## AIM OF THE TASK
The output should match the data below line for line.

Data about app and page elements:

■ ■ ■

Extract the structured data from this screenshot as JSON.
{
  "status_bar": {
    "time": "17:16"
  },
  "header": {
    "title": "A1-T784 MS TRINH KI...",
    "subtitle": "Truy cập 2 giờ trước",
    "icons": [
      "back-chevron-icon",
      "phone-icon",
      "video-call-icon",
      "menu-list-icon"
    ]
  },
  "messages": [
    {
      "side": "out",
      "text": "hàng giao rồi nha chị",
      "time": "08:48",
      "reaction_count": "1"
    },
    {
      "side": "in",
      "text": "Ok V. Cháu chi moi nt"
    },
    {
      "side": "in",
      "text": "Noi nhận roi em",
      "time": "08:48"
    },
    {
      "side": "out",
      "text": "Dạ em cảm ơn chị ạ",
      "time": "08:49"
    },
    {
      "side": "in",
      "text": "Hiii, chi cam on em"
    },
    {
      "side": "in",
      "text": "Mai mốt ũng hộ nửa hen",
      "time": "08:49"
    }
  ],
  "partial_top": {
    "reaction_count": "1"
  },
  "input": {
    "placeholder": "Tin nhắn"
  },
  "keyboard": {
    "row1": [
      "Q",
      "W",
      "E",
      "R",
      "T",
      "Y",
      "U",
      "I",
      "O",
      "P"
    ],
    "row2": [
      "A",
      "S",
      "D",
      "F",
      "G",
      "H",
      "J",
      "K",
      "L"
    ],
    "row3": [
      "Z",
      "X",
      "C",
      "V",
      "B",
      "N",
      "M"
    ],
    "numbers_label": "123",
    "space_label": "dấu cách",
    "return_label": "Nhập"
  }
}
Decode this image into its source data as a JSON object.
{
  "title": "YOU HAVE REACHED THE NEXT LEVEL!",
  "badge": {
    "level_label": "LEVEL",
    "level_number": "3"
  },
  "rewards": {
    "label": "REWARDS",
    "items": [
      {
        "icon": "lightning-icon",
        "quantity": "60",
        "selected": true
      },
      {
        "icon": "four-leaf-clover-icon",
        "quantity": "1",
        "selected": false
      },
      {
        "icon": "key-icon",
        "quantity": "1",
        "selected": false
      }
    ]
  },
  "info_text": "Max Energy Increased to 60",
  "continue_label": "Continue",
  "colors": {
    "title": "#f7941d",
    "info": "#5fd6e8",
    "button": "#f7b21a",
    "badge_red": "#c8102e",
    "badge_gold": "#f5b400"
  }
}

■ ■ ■

## ANSWER SPACE
Extract the structured data from this screenshot as JSON.
{
  "status_bar": {
    "time": "17:16"
  },
  "header": {
    "title": "A1-T784 MS TRINH KI...",
    "subtitle": "Truy cập 2 giờ trước",
    "icons": [
      "back-chevron-icon",
      "phone-icon",
      "video-call-icon",
      "menu-list-icon"
    ]
  },
  "messages": [
    {
      "side": "out",
      "text": "hàng giao rồi nha chị",
      "time": "08:48",
      "reaction_count": "1"
    },
    {
      "side": "in",
      "text": "Ok V. Cháu chi moi nt"
    },
    {
      "side": "in",
      "text": "Noi nhận roi em",
      "time": "08:48"
    },
    {
      "side": "out",
      "text": "Dạ em cảm ơn chị ạ",
      "time": "08:49"
    },
    {
      "side": "in",
      "text": "Hiii, chi cam on em"
    },
    {
      "side": "in",
      "text": "Mai mốt ũng hộ nửa hen",
      "time": "08:49"
    }
  ],
  "partial_top": {
    "reaction_count": "1"
  },
  "input": {
    "placeholder": "Tin nhắn"
  },
  "keyboard": {
    "row1": [
      "Q",
      "W",
      "E",
      "R",
      "T",
      "Y",
      "U",
      "I",
      "O",
      "P"
    ],
    "row2": [
      "A",
      "S",
      "D",
      "F",
      "G",
      "H",
      "J",
      "K",
      "L"
    ],
    "row3": [
      "Z",
      "X",
      "C",
      "V",
      "B",
      "N",
      "M"
    ],
    "numbers_label": "123",
    "space_label": "dấu cách",
    "return_label": "Nhập"
  }
}
Decode this image into its source data as a JSON object.
{
  "title": "YOU HAVE REACHED THE NEXT LEVEL!",
  "badge": {
    "level_label": "LEVEL",
    "level_number": "3"
  },
  "rewards": {
    "label": "REWARDS",
    "items": [
      {
        "icon": "lightning-icon",
        "quantity": "60",
        "selected": true
      },
      {
        "icon": "four-leaf-clover-icon",
        "quantity": "1",
        "selected": false
      },
      {
        "icon": "key-icon",
        "quantity": "1",
        "selected": false
      }
    ]
  },
  "info_text": "Max Energy Increased to 60",
  "continue_label": "Continue",
  "colors": {
    "title": "#f7941d",
    "info": "#5fd6e8",
    "button": "#f7b21a",
    "badge_red": "#c8102e",
    "badge_gold": "#f5b400"
  }
}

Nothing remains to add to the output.